    Last Seen
    @
    Gender
    Lean
    Independent
    Posts
    32,868
    Blog Entries
    1

    Re: Supreme Court as the Ultimate Arbiter?

    Quote Originally Posted by The Mark View Post
    I've always considered Congress the ultimate arbiter of constitutionality, since they can (in theory) change the constitution. I think?
    They can't change the words....but they can change a meaning. Ex: Obamacare where it decided that the governments power to tax extends to making people pay a fine for NOT buying from private corporations.
    I have an answer for everything...you may not like the answer or it may not satisfy your curiosity..but it will still be an answer. ~ Kal'Stang

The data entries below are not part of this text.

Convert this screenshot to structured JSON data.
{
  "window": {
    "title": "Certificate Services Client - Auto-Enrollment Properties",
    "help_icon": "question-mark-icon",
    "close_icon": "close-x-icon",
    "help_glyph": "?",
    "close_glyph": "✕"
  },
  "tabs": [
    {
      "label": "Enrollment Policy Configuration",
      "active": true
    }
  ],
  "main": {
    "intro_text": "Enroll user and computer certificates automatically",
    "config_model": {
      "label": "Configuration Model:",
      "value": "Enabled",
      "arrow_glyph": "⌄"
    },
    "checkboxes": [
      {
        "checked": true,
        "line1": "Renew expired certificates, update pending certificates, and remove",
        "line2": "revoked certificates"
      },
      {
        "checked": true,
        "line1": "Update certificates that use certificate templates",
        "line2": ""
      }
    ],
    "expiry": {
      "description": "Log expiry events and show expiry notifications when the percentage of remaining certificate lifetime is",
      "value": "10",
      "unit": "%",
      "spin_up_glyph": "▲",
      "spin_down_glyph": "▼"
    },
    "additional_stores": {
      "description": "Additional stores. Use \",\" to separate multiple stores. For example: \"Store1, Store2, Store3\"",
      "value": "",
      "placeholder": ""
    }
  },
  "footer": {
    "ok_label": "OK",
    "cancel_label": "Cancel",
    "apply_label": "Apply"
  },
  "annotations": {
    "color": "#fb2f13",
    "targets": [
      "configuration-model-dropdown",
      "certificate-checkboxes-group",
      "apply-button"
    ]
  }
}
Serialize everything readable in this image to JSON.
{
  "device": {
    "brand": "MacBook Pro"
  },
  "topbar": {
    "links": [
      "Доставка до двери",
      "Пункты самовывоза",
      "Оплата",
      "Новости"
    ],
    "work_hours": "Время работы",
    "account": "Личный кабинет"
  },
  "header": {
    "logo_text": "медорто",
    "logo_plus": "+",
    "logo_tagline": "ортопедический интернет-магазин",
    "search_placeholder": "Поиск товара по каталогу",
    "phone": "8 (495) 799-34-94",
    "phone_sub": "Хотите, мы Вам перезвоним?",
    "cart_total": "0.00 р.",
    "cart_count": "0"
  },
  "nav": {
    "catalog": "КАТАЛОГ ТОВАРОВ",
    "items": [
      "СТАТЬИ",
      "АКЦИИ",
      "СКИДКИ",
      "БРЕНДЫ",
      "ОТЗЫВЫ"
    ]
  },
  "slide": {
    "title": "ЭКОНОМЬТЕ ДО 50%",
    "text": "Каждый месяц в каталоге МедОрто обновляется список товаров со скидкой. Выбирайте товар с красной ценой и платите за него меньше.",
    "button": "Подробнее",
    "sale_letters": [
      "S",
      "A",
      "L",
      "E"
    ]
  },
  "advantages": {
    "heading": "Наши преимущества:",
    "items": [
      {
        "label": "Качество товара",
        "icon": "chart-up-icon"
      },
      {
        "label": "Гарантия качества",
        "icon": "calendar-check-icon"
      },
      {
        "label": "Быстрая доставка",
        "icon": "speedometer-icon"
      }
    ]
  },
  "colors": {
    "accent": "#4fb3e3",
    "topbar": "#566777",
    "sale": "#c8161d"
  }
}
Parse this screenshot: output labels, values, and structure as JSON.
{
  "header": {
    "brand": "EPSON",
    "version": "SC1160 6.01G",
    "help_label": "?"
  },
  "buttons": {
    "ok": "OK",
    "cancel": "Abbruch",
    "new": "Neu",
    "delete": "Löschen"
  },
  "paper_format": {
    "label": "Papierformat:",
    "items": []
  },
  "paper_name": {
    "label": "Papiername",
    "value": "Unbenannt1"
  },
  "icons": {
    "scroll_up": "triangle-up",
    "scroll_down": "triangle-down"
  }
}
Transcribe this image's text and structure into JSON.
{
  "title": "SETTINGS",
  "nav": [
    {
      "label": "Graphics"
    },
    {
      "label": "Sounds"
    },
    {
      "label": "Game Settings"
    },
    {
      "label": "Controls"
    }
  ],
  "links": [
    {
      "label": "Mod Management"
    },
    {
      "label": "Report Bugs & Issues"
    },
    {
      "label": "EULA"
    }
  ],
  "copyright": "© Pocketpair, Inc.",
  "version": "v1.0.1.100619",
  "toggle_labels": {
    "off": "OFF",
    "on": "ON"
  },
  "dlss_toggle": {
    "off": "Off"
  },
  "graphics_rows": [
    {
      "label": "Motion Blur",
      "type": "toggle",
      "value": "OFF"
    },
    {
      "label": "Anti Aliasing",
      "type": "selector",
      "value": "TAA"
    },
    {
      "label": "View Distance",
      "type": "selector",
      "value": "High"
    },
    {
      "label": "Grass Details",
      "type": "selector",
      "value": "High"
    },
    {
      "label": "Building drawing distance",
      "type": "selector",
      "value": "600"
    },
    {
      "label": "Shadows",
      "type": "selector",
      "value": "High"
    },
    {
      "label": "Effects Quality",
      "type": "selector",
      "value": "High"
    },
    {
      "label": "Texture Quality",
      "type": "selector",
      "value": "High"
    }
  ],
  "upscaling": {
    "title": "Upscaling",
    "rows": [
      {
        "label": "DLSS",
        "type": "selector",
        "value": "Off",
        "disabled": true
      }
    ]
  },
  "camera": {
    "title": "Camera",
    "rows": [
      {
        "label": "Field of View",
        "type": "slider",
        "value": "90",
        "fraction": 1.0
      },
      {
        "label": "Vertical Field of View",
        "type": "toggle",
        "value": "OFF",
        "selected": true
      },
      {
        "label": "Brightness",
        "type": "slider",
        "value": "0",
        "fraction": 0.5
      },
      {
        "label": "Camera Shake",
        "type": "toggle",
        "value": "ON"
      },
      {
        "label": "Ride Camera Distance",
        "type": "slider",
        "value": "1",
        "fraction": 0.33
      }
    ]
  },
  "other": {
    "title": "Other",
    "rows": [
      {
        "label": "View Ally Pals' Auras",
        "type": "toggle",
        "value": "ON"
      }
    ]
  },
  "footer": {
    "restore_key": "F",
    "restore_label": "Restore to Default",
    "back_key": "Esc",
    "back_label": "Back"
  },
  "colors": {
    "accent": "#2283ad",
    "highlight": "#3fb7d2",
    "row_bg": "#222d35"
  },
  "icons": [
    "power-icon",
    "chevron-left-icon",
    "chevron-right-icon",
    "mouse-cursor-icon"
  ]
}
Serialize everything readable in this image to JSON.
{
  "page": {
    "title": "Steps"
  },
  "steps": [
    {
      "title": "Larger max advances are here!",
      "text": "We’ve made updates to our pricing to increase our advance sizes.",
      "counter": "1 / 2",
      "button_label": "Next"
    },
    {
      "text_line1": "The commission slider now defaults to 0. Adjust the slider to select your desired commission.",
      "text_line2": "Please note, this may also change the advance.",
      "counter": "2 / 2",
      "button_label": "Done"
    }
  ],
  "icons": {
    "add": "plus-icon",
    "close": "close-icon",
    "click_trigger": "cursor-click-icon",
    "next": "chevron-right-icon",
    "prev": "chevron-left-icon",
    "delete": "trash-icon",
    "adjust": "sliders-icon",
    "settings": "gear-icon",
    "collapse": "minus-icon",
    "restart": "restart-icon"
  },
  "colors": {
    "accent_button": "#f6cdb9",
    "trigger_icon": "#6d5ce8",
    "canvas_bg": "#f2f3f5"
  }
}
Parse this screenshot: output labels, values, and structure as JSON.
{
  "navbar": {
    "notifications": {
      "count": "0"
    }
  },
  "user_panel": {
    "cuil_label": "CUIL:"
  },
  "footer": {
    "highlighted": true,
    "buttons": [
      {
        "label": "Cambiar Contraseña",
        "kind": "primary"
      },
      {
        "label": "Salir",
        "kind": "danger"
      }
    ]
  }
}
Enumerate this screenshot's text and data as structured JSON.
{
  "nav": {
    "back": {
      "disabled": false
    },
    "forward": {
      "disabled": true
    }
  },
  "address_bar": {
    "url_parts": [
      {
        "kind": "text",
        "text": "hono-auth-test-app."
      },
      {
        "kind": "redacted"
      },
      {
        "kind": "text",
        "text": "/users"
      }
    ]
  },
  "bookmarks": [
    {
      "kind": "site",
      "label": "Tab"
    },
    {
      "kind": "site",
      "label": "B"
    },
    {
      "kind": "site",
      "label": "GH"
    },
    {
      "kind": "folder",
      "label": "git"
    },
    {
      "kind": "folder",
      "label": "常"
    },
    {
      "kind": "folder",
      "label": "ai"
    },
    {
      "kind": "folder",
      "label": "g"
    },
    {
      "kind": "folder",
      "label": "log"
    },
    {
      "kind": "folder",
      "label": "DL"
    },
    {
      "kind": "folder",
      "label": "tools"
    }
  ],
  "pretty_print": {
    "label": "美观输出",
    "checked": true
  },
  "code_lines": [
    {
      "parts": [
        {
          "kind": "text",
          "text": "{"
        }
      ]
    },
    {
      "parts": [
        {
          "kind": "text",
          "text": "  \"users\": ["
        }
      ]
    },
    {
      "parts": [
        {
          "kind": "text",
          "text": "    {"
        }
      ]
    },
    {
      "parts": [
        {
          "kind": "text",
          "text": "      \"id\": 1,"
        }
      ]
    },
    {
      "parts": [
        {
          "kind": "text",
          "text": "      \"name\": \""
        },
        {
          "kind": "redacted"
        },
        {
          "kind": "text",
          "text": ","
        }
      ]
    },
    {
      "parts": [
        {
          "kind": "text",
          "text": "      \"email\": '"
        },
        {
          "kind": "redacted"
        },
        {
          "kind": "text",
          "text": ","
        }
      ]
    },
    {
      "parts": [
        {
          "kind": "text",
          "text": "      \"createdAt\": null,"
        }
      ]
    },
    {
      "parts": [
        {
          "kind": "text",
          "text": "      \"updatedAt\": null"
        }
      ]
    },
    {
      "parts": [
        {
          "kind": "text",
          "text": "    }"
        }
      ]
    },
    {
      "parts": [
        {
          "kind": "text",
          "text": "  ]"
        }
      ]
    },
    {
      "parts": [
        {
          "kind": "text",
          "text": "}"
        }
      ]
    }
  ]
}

    My mind and my heart are saying I'm in my twenties. My body is pointing at my mind and heart and laughing its ass off. ~ Kal'Stang

  10. #70
    Sporadic insanity normal.


    The Mark's Avatar
    Join Date
    Sep 2005
    Location
    Pennsylvania
    Last Seen
    Today @ 03:16 AM
    Gender
    Lean
    Independent
    Posts
    19,752

    Re: Supreme Court as the Ultimate Arbiter?

    Quote Originally Posted by Kal'Stang View Post
    They can't change the words....but they can change a meaning. Ex: Obamacare where it decided that the governments power to tax extends to making people pay a fine for NOT buying from private corporations.
    I think they can ADD words.

    Not sure about changing.

    And "Obamacare" was not in any way a constitutional amendment, so far as I know...

    Besides which, the SCOTUS said something to em along the lines of "no, you can't fine em', but you can call it a tax and then we're good".

    Tis a tax, like everyone always knew.
    Education.

    Sometimes I think we're alone. Sometimes I think we're not. In either case, the thought is staggering. ~ R. Buckminster Fuller

Page 7 of 8 FirstFirst ... 5678 LastLast

Posting Permissions

  • You may not post new threads
  • You may not post replies
  • You may not post attachments
  • You may not edit your posts
  •